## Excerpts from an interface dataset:

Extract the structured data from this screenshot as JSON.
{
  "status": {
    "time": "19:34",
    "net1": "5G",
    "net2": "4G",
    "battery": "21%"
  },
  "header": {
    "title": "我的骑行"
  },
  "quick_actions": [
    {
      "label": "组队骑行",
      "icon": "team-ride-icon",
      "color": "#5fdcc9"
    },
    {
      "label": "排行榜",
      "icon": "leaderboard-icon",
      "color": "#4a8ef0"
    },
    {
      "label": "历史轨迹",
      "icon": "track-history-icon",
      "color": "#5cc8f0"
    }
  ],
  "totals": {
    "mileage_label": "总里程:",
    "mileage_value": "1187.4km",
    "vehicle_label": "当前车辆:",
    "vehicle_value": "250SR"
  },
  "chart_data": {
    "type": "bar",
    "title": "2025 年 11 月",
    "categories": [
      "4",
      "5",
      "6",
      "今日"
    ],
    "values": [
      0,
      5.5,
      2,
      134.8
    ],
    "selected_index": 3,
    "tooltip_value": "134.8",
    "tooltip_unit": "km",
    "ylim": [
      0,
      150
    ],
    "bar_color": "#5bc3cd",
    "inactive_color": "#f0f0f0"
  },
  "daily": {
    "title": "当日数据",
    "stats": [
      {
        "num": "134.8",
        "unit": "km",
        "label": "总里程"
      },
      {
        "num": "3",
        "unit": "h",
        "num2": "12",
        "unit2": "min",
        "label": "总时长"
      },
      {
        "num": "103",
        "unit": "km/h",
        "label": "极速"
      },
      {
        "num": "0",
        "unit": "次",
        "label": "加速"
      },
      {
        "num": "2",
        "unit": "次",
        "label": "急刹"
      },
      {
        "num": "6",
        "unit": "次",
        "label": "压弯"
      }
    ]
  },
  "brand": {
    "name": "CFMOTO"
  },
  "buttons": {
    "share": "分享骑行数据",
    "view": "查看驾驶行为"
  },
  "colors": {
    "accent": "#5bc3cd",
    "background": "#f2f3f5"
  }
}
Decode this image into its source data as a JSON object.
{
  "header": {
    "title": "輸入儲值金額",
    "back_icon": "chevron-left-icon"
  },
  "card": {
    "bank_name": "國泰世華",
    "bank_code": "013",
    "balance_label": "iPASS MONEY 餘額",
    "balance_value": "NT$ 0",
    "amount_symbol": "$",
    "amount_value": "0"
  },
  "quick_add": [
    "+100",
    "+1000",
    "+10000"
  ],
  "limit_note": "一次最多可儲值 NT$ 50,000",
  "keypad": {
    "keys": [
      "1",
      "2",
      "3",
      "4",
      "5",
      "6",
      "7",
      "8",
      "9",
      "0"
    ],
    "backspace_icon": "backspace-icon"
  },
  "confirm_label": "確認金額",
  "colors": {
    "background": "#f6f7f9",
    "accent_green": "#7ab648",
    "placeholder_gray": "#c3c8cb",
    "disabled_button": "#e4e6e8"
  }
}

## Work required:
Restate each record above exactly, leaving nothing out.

## Reply:
Extract the structured data from this screenshot as JSON.
{
  "status": {
    "time": "19:34",
    "net1": "5G",
    "net2": "4G",
    "battery": "21%"
  },
  "header": {
    "title": "我的骑行"
  },
  "quick_actions": [
    {
      "label": "组队骑行",
      "icon": "team-ride-icon",
      "color": "#5fdcc9"
    },
    {
      "label": "排行榜",
      "icon": "leaderboard-icon",
      "color": "#4a8ef0"
    },
    {
      "label": "历史轨迹",
      "icon": "track-history-icon",
      "color": "#5cc8f0"
    }
  ],
  "totals": {
    "mileage_label": "总里程:",
    "mileage_value": "1187.4km",
    "vehicle_label": "当前车辆:",
    "vehicle_value": "250SR"
  },
  "chart_data": {
    "type": "bar",
    "title": "2025 年 11 月",
    "categories": [
      "4",
      "5",
      "6",
      "今日"
    ],
    "values": [
      0,
      5.5,
      2,
      134.8
    ],
    "selected_index": 3,
    "tooltip_value": "134.8",
    "tooltip_unit": "km",
    "ylim": [
      0,
      150
    ],
    "bar_color": "#5bc3cd",
    "inactive_color": "#f0f0f0"
  },
  "daily": {
    "title": "当日数据",
    "stats": [
      {
        "num": "134.8",
        "unit": "km",
        "label": "总里程"
      },
      {
        "num": "3",
        "unit": "h",
        "num2": "12",
        "unit2": "min",
        "label": "总时长"
      },
      {
        "num": "103",
        "unit": "km/h",
        "label": "极速"
      },
      {
        "num": "0",
        "unit": "次",
        "label": "加速"
      },
      {
        "num": "2",
        "unit": "次",
        "label": "急刹"
      },
      {
        "num": "6",
        "unit": "次",
        "label": "压弯"
      }
    ]
  },
  "brand": {
    "name": "CFMOTO"
  },
  "buttons": {
    "share": "分享骑行数据",
    "view": "查看驾驶行为"
  },
  "colors": {
    "accent": "#5bc3cd",
    "background": "#f2f3f5"
  }
}
Decode this image into its source data as a JSON object.
{
  "header": {
    "title": "輸入儲值金額",
    "back_icon": "chevron-left-icon"
  },
  "card": {
    "bank_name": "國泰世華",
    "bank_code": "013",
    "balance_label": "iPASS MONEY 餘額",
    "balance_value": "NT$ 0",
    "amount_symbol": "$",
    "amount_value": "0"
  },
  "quick_add": [
    "+100",
    "+1000",
    "+10000"
  ],
  "limit_note": "一次最多可儲值 NT$ 50,000",
  "keypad": {
    "keys": [
      "1",
      "2",
      "3",
      "4",
      "5",
      "6",
      "7",
      "8",
      "9",
      "0"
    ],
    "backspace_icon": "backspace-icon"
  },
  "confirm_label": "確認金額",
  "colors": {
    "background": "#f6f7f9",
    "accent_green": "#7ab648",
    "placeholder_gray": "#c3c8cb",
    "disabled_button": "#e4e6e8"
  }
}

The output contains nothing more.